Segment Start: Source records

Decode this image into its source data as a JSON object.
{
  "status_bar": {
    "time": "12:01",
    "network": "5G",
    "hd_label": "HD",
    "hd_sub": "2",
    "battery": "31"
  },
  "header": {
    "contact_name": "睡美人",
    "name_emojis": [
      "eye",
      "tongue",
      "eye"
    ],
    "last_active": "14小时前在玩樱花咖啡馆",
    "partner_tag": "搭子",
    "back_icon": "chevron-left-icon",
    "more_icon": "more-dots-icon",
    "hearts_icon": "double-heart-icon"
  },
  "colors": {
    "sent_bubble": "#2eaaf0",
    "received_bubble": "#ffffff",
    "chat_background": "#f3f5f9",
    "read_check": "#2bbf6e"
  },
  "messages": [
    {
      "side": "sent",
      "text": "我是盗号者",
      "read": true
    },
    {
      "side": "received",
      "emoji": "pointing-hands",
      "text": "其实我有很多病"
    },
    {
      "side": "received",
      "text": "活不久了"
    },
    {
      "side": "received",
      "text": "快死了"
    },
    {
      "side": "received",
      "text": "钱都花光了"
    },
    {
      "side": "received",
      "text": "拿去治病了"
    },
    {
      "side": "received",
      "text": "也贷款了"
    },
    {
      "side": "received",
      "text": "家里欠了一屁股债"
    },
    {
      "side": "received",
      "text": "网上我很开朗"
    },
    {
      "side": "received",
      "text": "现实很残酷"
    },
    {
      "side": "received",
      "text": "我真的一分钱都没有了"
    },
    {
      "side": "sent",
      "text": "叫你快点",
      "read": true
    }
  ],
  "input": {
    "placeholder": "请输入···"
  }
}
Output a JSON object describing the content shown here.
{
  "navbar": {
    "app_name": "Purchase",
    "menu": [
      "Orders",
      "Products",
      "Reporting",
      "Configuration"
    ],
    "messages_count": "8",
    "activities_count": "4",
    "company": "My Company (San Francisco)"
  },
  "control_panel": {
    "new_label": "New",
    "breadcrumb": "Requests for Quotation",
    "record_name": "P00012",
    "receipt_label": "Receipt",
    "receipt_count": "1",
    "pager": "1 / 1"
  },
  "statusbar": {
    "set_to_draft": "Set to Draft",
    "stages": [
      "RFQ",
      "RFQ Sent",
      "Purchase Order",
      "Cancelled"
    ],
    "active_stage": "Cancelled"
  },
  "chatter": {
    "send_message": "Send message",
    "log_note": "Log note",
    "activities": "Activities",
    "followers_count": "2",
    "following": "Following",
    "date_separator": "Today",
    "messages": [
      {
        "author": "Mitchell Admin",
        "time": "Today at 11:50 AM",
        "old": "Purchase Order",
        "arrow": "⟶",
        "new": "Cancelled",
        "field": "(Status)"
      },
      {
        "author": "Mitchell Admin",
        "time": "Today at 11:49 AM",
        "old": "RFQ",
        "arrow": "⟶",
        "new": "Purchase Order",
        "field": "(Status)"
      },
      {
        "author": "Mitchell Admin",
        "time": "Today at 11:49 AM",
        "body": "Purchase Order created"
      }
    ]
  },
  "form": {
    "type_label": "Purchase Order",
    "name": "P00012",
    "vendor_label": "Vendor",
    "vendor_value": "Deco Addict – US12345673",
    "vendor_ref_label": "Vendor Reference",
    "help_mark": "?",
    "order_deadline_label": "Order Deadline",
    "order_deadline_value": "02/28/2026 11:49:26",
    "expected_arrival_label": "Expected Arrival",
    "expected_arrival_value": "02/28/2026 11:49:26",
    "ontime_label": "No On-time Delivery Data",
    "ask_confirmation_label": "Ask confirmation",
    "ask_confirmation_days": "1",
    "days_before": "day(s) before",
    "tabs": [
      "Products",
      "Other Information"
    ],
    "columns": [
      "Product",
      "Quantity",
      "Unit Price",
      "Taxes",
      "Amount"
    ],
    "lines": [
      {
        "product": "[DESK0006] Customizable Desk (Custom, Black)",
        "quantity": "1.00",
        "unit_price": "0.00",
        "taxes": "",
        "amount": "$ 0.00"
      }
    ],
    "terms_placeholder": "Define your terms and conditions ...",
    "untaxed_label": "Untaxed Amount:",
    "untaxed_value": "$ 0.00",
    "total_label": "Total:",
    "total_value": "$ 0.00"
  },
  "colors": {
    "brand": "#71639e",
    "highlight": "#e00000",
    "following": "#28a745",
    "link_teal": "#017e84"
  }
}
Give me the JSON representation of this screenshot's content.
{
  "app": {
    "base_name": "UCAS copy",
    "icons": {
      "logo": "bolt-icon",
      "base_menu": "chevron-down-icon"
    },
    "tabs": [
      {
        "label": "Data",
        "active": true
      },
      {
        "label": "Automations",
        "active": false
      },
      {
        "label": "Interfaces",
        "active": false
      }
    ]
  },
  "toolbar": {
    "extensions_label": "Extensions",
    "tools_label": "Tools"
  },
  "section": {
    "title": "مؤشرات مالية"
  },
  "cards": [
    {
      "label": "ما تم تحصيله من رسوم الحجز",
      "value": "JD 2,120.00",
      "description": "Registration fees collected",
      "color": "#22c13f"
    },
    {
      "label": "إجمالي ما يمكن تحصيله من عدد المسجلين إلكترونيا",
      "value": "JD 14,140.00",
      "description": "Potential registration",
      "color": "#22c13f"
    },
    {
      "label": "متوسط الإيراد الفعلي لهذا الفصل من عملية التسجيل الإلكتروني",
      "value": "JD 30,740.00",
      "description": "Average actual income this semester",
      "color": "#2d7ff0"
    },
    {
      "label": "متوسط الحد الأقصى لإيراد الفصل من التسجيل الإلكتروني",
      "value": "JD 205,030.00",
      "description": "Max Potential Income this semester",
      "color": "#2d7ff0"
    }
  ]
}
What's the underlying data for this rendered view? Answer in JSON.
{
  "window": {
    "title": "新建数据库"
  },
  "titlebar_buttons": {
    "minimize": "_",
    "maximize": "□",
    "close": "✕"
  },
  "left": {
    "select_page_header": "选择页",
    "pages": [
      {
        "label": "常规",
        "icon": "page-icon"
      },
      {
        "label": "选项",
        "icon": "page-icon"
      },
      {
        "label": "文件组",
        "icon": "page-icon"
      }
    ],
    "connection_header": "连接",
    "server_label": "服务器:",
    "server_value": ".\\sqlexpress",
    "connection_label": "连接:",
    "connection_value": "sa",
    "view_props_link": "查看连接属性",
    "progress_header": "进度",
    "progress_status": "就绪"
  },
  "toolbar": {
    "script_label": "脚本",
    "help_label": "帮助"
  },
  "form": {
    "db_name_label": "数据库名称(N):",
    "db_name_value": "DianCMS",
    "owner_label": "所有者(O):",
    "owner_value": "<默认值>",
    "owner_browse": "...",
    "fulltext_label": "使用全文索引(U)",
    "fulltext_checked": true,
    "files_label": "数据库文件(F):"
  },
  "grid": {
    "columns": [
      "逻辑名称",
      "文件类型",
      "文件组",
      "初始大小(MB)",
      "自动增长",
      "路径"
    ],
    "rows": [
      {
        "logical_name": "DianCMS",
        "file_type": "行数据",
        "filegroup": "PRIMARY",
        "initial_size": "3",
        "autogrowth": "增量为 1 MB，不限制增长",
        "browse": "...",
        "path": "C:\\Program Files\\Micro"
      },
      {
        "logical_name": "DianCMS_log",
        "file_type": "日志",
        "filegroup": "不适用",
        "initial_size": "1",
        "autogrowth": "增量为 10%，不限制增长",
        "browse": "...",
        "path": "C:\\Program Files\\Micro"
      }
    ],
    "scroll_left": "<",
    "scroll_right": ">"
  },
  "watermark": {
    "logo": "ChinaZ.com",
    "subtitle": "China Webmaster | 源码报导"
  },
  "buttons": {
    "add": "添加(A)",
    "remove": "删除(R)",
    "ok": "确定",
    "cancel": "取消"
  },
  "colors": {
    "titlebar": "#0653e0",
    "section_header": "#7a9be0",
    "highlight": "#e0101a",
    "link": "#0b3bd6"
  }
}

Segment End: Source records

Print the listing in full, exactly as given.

Decode this image into its source data as a JSON object.
{
  "status_bar": {
    "time": "12:01",
    "network": "5G",
    "hd_label": "HD",
    "hd_sub": "2",
    "battery": "31"
  },
  "header": {
    "contact_name": "睡美人",
    "name_emojis": [
      "eye",
      "tongue",
      "eye"
    ],
    "last_active": "14小时前在玩樱花咖啡馆",
    "partner_tag": "搭子",
    "back_icon": "chevron-left-icon",
    "more_icon": "more-dots-icon",
    "hearts_icon": "double-heart-icon"
  },
  "colors": {
    "sent_bubble": "#2eaaf0",
    "received_bubble": "#ffffff",
    "chat_background": "#f3f5f9",
    "read_check": "#2bbf6e"
  },
  "messages": [
    {
      "side": "sent",
      "text": "我是盗号者",
      "read": true
    },
    {
      "side": "received",
      "emoji": "pointing-hands",
      "text": "其实我有很多病"
    },
    {
      "side": "received",
      "text": "活不久了"
    },
    {
      "side": "received",
      "text": "快死了"
    },
    {
      "side": "received",
      "text": "钱都花光了"
    },
    {
      "side": "received",
      "text": "拿去治病了"
    },
    {
      "side": "received",
      "text": "也贷款了"
    },
    {
      "side": "received",
      "text": "家里欠了一屁股债"
    },
    {
      "side": "received",
      "text": "网上我很开朗"
    },
    {
      "side": "received",
      "text": "现实很残酷"
    },
    {
      "side": "received",
      "text": "我真的一分钱都没有了"
    },
    {
      "side": "sent",
      "text": "叫你快点",
      "read": true
    }
  ],
  "input": {
    "placeholder": "请输入···"
  }
}
Output a JSON object describing the content shown here.
{
  "navbar": {
    "app_name": "Purchase",
    "menu": [
      "Orders",
      "Products",
      "Reporting",
      "Configuration"
    ],
    "messages_count": "8",
    "activities_count": "4",
    "company": "My Company (San Francisco)"
  },
  "control_panel": {
    "new_label": "New",
    "breadcrumb": "Requests for Quotation",
    "record_name": "P00012",
    "receipt_label": "Receipt",
    "receipt_count": "1",
    "pager": "1 / 1"
  },
  "statusbar": {
    "set_to_draft": "Set to Draft",
    "stages": [
      "RFQ",
      "RFQ Sent",
      "Purchase Order",
      "Cancelled"
    ],
    "active_stage": "Cancelled"
  },
  "chatter": {
    "send_message": "Send message",
    "log_note": "Log note",
    "activities": "Activities",
    "followers_count": "2",
    "following": "Following",
    "date_separator": "Today",
    "messages": [
      {
        "author": "Mitchell Admin",
        "time": "Today at 11:50 AM",
        "old": "Purchase Order",
        "arrow": "⟶",
        "new": "Cancelled",
        "field": "(Status)"
      },
      {
        "author": "Mitchell Admin",
        "time": "Today at 11:49 AM",
        "old": "RFQ",
        "arrow": "⟶",
        "new": "Purchase Order",
        "field": "(Status)"
      },
      {
        "author": "Mitchell Admin",
        "time": "Today at 11:49 AM",
        "body": "Purchase Order created"
      }
    ]
  },
  "form": {
    "type_label": "Purchase Order",
    "name": "P00012",
    "vendor_label": "Vendor",
    "vendor_value": "Deco Addict – US12345673",
    "vendor_ref_label": "Vendor Reference",
    "help_mark": "?",
    "order_deadline_label": "Order Deadline",
    "order_deadline_value": "02/28/2026 11:49:26",
    "expected_arrival_label": "Expected Arrival",
    "expected_arrival_value": "02/28/2026 11:49:26",
    "ontime_label": "No On-time Delivery Data",
    "ask_confirmation_label": "Ask confirmation",
    "ask_confirmation_days": "1",
    "days_before": "day(s) before",
    "tabs": [
      "Products",
      "Other Information"
    ],
    "columns": [
      "Product",
      "Quantity",
      "Unit Price",
      "Taxes",
      "Amount"
    ],
    "lines": [
      {
        "product": "[DESK0006] Customizable Desk (Custom, Black)",
        "quantity": "1.00",
        "unit_price": "0.00",
        "taxes": "",
        "amount": "$ 0.00"
      }
    ],
    "terms_placeholder": "Define your terms and conditions ...",
    "untaxed_label": "Untaxed Amount:",
    "untaxed_value": "$ 0.00",
    "total_label": "Total:",
    "total_value": "$ 0.00"
  },
  "colors": {
    "brand": "#71639e",
    "highlight": "#e00000",
    "following": "#28a745",
    "link_teal": "#017e84"
  }
}
Give me the JSON representation of this screenshot's content.
{
  "app": {
    "base_name": "UCAS copy",
    "icons": {
      "logo": "bolt-icon",
      "base_menu": "chevron-down-icon"
    },
    "tabs": [
      {
        "label": "Data",
        "active": true
      },
      {
        "label": "Automations",
        "active": false
      },
      {
        "label": "Interfaces",
        "active": false
      }
    ]
  },
  "toolbar": {
    "extensions_label": "Extensions",
    "tools_label": "Tools"
  },
  "section": {
    "title": "مؤشرات مالية"
  },
  "cards": [
    {
      "label": "ما تم تحصيله من رسوم الحجز",
      "value": "JD 2,120.00",
      "description": "Registration fees collected",
      "color": "#22c13f"
    },
    {
      "label": "إجمالي ما يمكن تحصيله من عدد المسجلين إلكترونيا",
      "value": "JD 14,140.00",
      "description": "Potential registration",
      "color": "#22c13f"
    },
    {
      "label": "متوسط الإيراد الفعلي لهذا الفصل من عملية التسجيل الإلكتروني",
      "value": "JD 30,740.00",
      "description": "Average actual income this semester",
      "color": "#2d7ff0"
    },
    {
      "label": "متوسط الحد الأقصى لإيراد الفصل من التسجيل الإلكتروني",
      "value": "JD 205,030.00",
      "description": "Max Potential Income this semester",
      "color": "#2d7ff0"
    }
  ]
}
What's the underlying data for this rendered view? Answer in JSON.
{
  "window": {
    "title": "新建数据库"
  },
  "titlebar_buttons": {
    "minimize": "_",
    "maximize": "□",
    "close": "✕"
  },
  "left": {
    "select_page_header": "选择页",
    "pages": [
      {
        "label": "常规",
        "icon": "page-icon"
      },
      {
        "label": "选项",
        "icon": "page-icon"
      },
      {
        "label": "文件组",
        "icon": "page-icon"
      }
    ],
    "connection_header": "连接",
    "server_label": "服务器:",
    "server_value": ".\\sqlexpress",
    "connection_label": "连接:",
    "connection_value": "sa",
    "view_props_link": "查看连接属性",
    "progress_header": "进度",
    "progress_status": "就绪"
  },
  "toolbar": {
    "script_label": "脚本",
    "help_label": "帮助"
  },
  "form": {
    "db_name_label": "数据库名称(N):",
    "db_name_value": "DianCMS",
    "owner_label": "所有者(O):",
    "owner_value": "<默认值>",
    "owner_browse": "...",
    "fulltext_label": "使用全文索引(U)",
    "fulltext_checked": true,
    "files_label": "数据库文件(F):"
  },
  "grid": {
    "columns": [
      "逻辑名称",
      "文件类型",
      "文件组",
      "初始大小(MB)",
      "自动增长",
      "路径"
    ],
    "rows": [
      {
        "logical_name": "DianCMS",
        "file_type": "行数据",
        "filegroup": "PRIMARY",
        "initial_size": "3",
        "autogrowth": "增量为 1 MB，不限制增长",
        "browse": "...",
        "path": "C:\\Program Files\\Micro"
      },
      {
        "logical_name": "DianCMS_log",
        "file_type": "日志",
        "filegroup": "不适用",
        "initial_size": "1",
        "autogrowth": "增量为 10%，不限制增长",
        "browse": "...",
        "path": "C:\\Program Files\\Micro"
      }
    ],
    "scroll_left": "<",
    "scroll_right": ">"
  },
  "watermark": {
    "logo": "ChinaZ.com",
    "subtitle": "China Webmaster | 源码报导"
  },
  "buttons": {
    "add": "添加(A)",
    "remove": "删除(R)",
    "ok": "确定",
    "cancel": "取消"
  },
  "colors": {
    "titlebar": "#0653e0",
    "section_header": "#7a9be0",
    "highlight": "#e0101a",
    "link": "#0b3bd6"
  }
}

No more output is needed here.